JS: You know those maps that you see at novelty stores where you’re in the District, and then you see you’re at the Pacific Ocean—you look out, and you see the entire universe, but DC is the center of the universe? I think this is the most important city in the world. And I’m proud to say that. I believe in this market, the additive value, and the fact that it brings together something that no other market can do.
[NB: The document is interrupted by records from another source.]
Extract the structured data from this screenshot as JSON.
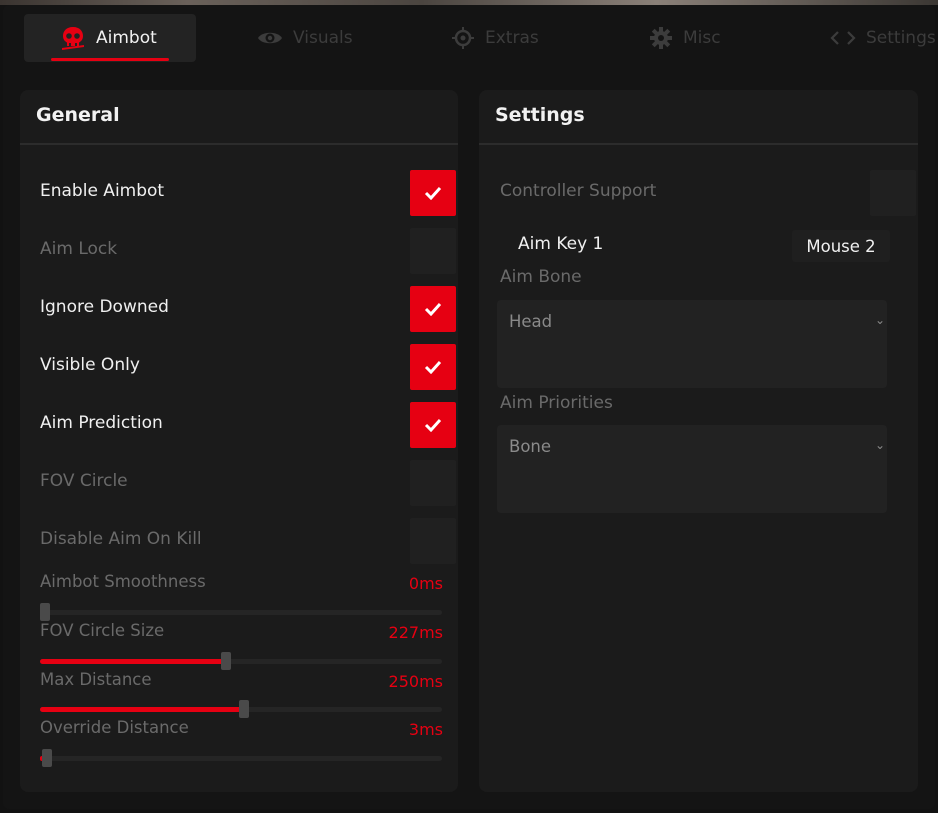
{
  "tabs": [
    {
      "label": "Aimbot",
      "icon": "skull-icon",
      "active": true
    },
    {
      "label": "Visuals",
      "icon": "eye-icon",
      "active": false
    },
    {
      "label": "Extras",
      "icon": "crosshair-icon",
      "active": false
    },
    {
      "label": "Misc",
      "icon": "gear-icon",
      "active": false
    },
    {
      "label": "Settings",
      "icon": "code-icon",
      "active": false
    }
  ],
  "general": {
    "title": "General",
    "toggles": [
      {
        "label": "Enable Aimbot",
        "checked": true
      },
      {
        "label": "Aim Lock",
        "checked": false
      },
      {
        "label": "Ignore Downed",
        "checked": true
      },
      {
        "label": "Visible Only",
        "checked": true
      },
      {
        "label": "Aim Prediction",
        "checked": true
      },
      {
        "label": "FOV Circle",
        "checked": false
      },
      {
        "label": "Disable Aim On Kill",
        "checked": false
      }
    ],
    "sliders": [
      {
        "label": "Aimbot Smoothness",
        "value": "0ms",
        "fraction": 0.0
      },
      {
        "label": "FOV Circle Size",
        "value": "227ms",
        "fraction": 0.455
      },
      {
        "label": "Max Distance",
        "value": "250ms",
        "fraction": 0.5
      },
      {
        "label": "Override Distance",
        "value": "3ms",
        "fraction": 0.01
      }
    ]
  },
  "settings": {
    "title": "Settings",
    "controller_support": {
      "label": "Controller Support",
      "checked": false
    },
    "aim_key": {
      "label": "Aim Key 1",
      "value": "Mouse 2"
    },
    "aim_bone": {
      "label": "Aim Bone",
      "value": "Head"
    },
    "aim_priorities": {
      "label": "Aim Priorities",
      "value": "Bone"
    }
  },
  "colors": {
    "accent": "#e60012",
    "panel": "#1b1b1b",
    "background": "#141414"
  }
}
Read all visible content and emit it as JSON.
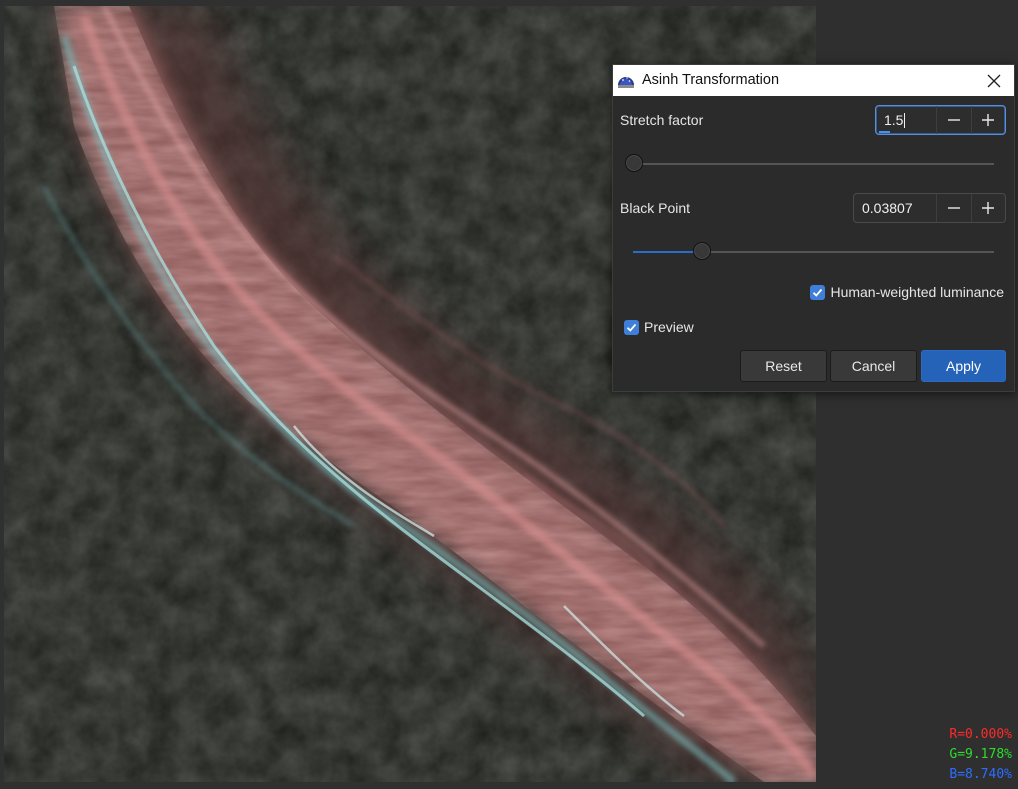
{
  "dialog": {
    "title": "Asinh Transformation",
    "stretch": {
      "label": "Stretch factor",
      "value": "1.5",
      "slider_fraction": 0.0
    },
    "black_point": {
      "label": "Black Point",
      "value": "0.03807",
      "slider_fraction": 0.19
    },
    "human_weighted": {
      "label": "Human-weighted luminance",
      "checked": true
    },
    "preview": {
      "label": "Preview",
      "checked": true
    },
    "buttons": {
      "reset": "Reset",
      "cancel": "Cancel",
      "apply": "Apply"
    }
  },
  "pixel_readout": {
    "r": "R=0.000%",
    "g": "G=9.178%",
    "b": "B=8.740%"
  },
  "colors": {
    "accent": "#2563b8",
    "readout_r": "#ff2a2a",
    "readout_g": "#2ddc2d",
    "readout_b": "#2f6cff"
  },
  "icons": {
    "app": "siril-observatory-icon",
    "close": "close-icon",
    "decrement": "minus-icon",
    "increment": "plus-icon",
    "check": "checkmark-icon"
  }
}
SS: Our partnership with HumanitiesDC has a sidebar program called DC/Frame. We’re highlighting DC-based filmmakers who are making films that strongly resonate with DC as a topic, and that’s going to become a signature moving forward. On the one hand, we absolutely intend for this festival to be an international film festival where filmmakers from all around the world can have an anchor in DC for their work. But we are grounded here; we don’t want to just be a festival that’s a platform for the community outside of DC to come in. We want to connect deeply to this environment and nod to our partners here on the ground and the filmmakers in this community. Also, DC has these extraordinary venues and exquisite screening spaces. When we have a film such as Going to Mars: The Nikki Giovanni Project, we have been able to activate a partnership with the National Museum of African American History and Culture as the venue for that film. Nikki Giovanni is coming. It’s my understanding from the filmmakers that she hasn’t actually participated in any of the film screenings yet, including Sundance, so this is her debut with that film. Similarly, we’re showing Dawn Porter’s Lady Bird Diaries, a completely archival film, at the National Archives.
D: You both have devoted so much of your careers to film and documentary. What set you on this path?
JS: Robert Redford. I’m serious. I come from a more political background. I came from the Hill, and I worked for Jim and Sarah Brady on handgun control. And then I started my company, and in 2003 or 2004, I started working for the Redford Center on climate change stuff. And they came to me when they were doing some screening in Washington and said, “Can you help us fill the screening?” And I was like, “For Redford, yeah.” I started getting people calling me, saying, “Can you help us with this film event?” I began to realize that you could use political media skills to sell films. So that’s how this practice was birthed, and then the practice overtook everything else.
SS: In describing my on-ramp, it also helps to understand how the roads for both Jamie and me are such different influences. I grew up in New York City and was born into a world where film was already a major part of my existence but in a very unique and humble way. My father was very involved in avant-garde cinema and helped create, along with Jonas Mekas, Anthology Film Archives. I literally saw extremely experimental films even before narrative films. Part of that world was this reverence, incredible admiration, and appreciation for films that will never have any hope or ambition to enter the marketplace. But I needed to find my own calling in it, and from a very early stage of my career, I’ve been deeply committed to documentaries. I was interested in curation, which lent itself to curation in a festival context. Those early formative years really laid the foundation for me and then probably informed some of my interest in creating space for films that can operate outside of the marketing model as well.
D: There’s a lot of angst in the field now and concern about its present and future. What is your takeaway when you look at the field and your launching DC/DOX in this climate?
SS: I think the fact that we’re creating a festival is an extraordinary sign of optimism. A number of people have said to me that it feels like such a relief to have something that’s being birthed at this moment. People are getting excited that we’re creating something, and that’s been joyful to grow—at the same time, being aware that there’s so much anxiety and so many complicated things happening to the industry. Yes, it’s a time of incredible turmoil and seismic shifts, but it’s incredible to be in this moment and space and to still have this optimism to build something.
Based in Washington, DC, Coley Gray has a background in arts management and public policy and works at the intersection of film, social change, and the philanthropy and nonprofit sectors.